UK Employment Growth 2014 – Is this Good News for the Economy?
What has happened to UK employment in recent months?
According to the Office of National Statistics (as cited in BBC news article http://www.bbc.co.uk/news/business-26644758), at the start of the year, the number of people out of work in the UK fell by 62,000 to 2.33 million. Most of this can be accounted for by those finding jobs, but there was also an increase in the number of people becoming self-employed. For young people in particular, things are looking up – unemployment in 16-24 year olds is now at its lowest level since 2011.
How is this changing the UK economy?
It’s not just about more people being in work – the structure of the UK economy and its’ labour market is changing. There has been a large increase in start-up businesses and entrepreneurship – many of those no longer unemployed have actually started their own business – cottage industries and online businesses have grown in a way that has not been seen before in the UK. There are also more apprenticeship schemes and jobs with training for young people than we have seen for a long time.
Is this good news?
The increase in independent businesses and self-employment is great news for the British high street as well as for innovation and change in the way that the UK does business. After a dismal few years, our young people finally have a wide range of opportunities to get on the career ladder and university is now just one of many options for those leaving further education. As a result, our skills profile should see a huge benefit in terms of those entering the labour market. More people working, also means less money being spent on unemployment-related benefits, and more money raised in taxes.
However, it is worth noting that even though unemployment figures are down, a lot of that drop is accounted for by people looking for full-time work but ending up in part-time posts. Consequently, whilst hourly wages many have shown a slight increase recently, annual salaries have actually decreased leaving many people still struggling to make ends meet, ultimately affecting our housing market as mortgage deals remain out of reach. In addition, some apprenticeships pay far below the minimum wage and ‘zero-hours contracts’ are increasing in popularity.

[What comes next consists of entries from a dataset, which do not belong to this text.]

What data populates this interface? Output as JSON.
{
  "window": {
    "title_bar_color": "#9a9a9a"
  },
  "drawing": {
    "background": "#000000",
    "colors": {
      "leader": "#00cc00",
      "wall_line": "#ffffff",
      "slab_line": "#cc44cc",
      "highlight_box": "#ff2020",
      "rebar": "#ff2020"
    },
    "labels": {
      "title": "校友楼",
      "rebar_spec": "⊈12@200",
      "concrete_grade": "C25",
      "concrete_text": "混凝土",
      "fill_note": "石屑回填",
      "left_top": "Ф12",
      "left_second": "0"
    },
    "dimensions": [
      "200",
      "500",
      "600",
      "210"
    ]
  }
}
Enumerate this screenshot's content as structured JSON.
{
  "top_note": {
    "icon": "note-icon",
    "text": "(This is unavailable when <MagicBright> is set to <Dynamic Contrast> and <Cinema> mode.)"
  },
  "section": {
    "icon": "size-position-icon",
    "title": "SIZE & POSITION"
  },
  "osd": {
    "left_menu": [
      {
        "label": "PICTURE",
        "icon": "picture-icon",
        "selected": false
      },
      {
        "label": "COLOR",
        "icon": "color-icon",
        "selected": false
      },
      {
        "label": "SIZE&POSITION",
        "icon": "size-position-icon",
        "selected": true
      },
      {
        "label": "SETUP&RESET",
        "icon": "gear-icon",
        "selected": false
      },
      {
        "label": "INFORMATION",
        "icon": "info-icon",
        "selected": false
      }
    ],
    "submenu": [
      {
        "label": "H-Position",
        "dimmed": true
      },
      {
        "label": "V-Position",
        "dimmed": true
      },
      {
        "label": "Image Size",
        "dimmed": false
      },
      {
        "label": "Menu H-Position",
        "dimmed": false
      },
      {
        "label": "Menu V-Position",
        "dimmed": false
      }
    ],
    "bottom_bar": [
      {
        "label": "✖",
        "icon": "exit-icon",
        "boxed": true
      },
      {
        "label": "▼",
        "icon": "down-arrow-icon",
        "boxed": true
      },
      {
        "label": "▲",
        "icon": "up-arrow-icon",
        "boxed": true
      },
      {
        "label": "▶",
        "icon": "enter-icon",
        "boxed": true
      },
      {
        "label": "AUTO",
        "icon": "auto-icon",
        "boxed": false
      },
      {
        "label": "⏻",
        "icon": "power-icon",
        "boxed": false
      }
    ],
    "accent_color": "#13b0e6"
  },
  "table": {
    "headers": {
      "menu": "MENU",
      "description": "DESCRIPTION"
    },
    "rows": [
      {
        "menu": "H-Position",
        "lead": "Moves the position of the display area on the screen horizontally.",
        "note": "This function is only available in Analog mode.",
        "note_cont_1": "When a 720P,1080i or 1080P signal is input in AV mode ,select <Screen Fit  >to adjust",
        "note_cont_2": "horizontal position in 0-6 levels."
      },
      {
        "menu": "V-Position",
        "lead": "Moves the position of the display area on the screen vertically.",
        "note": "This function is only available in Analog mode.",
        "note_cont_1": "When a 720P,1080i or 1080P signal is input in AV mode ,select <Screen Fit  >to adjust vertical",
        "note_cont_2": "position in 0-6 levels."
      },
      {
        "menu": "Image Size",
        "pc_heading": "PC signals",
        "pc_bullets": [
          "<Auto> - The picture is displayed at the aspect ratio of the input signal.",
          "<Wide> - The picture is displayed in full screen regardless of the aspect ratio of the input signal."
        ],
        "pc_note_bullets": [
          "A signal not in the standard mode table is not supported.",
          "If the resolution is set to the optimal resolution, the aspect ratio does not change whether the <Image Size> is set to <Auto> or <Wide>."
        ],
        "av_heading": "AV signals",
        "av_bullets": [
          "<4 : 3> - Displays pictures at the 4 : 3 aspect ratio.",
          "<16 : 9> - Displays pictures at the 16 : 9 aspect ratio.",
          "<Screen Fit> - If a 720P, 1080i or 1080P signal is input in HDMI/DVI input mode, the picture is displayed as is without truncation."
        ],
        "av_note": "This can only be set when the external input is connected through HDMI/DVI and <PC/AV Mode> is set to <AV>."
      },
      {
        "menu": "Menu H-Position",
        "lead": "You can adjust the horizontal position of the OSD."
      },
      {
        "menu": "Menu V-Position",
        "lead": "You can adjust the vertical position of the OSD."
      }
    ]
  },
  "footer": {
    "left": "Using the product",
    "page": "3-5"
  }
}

So on the face of it, the picture seems positive, but as with all statistics, it does tend to hide those who make the figures look impressive but may actually be facing significant financial difficulty.